Background: Unspecific symptoms often proceed a serious chronic disease condition long before the onset of the disease. The role of an unspecific premonitory symptom (UPMS) pattern as premonitory signs of subsequent type 2 diabetes mellitus (T2DM) diagnosis independent of established cardio-metabolic risk factors is unclear and therefore was examined in the present study.
Methods: The study population consisted of 10,566 participants aged 25-74 years at baseline drawn from the population-based MONICA/KORA Cohort Study conducted in 1984-2009 in the Augsburg region (Germany). Unspecific premonitory symptoms were assessed following the Somatic Symptom Scale-8 (SSS-8). The impact of the score on T2DM risk within a mean follow-up time of 16 years was estimated by Cox regression.
Results: Within follow-up, 974 newly diagnosed T2DM cases were observed. The risk for T2DM increased by a hazard ratio (HR) of 1.03 (95% CI 1.01-1.04, p value < 0.001) for a one unit increase of the UPMS score in a Cox model adjusted for age, sex and survey. Additional adjustment for cardio-metabolic risk factors attenuated this effect (HR = 1.02) but significance remained (p value = 0.01).

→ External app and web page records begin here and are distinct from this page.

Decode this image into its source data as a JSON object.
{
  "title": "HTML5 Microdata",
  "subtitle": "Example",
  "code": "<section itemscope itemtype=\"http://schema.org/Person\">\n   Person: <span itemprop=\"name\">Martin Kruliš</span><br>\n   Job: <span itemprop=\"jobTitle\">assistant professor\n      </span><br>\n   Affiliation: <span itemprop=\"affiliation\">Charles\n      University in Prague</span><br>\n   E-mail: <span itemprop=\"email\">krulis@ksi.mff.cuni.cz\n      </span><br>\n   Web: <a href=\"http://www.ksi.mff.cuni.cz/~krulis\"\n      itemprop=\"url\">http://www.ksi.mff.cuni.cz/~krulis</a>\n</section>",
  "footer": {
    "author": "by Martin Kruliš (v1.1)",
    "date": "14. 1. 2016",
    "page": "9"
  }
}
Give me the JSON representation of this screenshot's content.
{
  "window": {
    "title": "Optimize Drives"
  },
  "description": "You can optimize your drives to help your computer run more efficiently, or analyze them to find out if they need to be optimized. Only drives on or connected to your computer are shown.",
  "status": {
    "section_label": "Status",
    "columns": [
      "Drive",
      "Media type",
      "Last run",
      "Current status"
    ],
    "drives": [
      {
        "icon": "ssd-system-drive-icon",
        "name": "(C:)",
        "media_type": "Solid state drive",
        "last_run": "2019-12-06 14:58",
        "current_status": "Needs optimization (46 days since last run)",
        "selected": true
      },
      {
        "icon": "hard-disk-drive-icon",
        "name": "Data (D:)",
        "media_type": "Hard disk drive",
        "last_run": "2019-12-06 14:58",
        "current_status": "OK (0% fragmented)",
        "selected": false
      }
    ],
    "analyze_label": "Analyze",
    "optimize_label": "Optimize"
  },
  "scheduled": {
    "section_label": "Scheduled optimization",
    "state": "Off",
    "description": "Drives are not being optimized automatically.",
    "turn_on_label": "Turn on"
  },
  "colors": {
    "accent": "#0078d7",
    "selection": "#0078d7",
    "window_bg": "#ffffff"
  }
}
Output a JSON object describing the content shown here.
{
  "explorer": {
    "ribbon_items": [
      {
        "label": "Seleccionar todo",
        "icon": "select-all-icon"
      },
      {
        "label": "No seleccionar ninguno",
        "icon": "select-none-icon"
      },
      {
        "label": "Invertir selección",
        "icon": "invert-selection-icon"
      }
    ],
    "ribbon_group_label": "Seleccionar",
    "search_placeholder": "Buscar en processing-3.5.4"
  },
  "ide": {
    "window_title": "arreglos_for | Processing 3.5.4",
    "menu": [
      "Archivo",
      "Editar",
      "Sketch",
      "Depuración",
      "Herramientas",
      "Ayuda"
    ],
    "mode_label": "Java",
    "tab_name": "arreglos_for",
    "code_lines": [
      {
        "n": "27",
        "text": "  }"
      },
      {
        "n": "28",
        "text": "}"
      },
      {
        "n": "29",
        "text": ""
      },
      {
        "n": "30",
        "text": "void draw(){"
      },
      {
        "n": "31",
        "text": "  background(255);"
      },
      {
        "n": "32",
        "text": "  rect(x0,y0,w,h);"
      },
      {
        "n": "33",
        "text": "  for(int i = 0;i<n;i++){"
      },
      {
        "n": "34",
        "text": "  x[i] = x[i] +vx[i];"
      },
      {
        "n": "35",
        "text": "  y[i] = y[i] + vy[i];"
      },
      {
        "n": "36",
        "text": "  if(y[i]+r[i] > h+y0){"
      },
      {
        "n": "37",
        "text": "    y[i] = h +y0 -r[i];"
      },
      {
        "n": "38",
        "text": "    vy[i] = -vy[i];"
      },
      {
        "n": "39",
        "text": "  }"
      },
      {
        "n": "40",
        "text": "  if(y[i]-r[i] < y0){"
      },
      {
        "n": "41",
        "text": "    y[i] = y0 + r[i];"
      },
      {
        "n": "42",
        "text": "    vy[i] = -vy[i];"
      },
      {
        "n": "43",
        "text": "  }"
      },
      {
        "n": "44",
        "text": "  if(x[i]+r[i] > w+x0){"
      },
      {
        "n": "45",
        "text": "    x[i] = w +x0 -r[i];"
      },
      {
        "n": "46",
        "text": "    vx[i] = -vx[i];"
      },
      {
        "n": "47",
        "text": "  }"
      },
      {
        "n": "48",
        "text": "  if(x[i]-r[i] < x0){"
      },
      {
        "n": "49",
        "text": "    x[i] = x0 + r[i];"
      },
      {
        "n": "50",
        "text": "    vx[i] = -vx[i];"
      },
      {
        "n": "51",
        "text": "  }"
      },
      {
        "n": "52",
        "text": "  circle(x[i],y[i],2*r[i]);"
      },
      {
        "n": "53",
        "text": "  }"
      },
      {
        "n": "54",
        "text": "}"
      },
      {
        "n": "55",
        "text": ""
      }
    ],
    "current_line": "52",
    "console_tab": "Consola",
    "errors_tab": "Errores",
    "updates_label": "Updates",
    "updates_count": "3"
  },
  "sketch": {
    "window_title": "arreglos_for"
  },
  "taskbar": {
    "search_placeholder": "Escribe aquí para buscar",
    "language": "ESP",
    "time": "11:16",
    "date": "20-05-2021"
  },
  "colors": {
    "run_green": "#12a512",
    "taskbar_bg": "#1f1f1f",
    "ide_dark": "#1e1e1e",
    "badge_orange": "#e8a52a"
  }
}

Conclusions: Suffering from an elevated burden of unspecific somatic symptoms is associated with T2DM long before the onset and independent of established cardio-metabolic risk factors. Further research is needed to obtain insight in potential underlying pathophysiological mechanisms.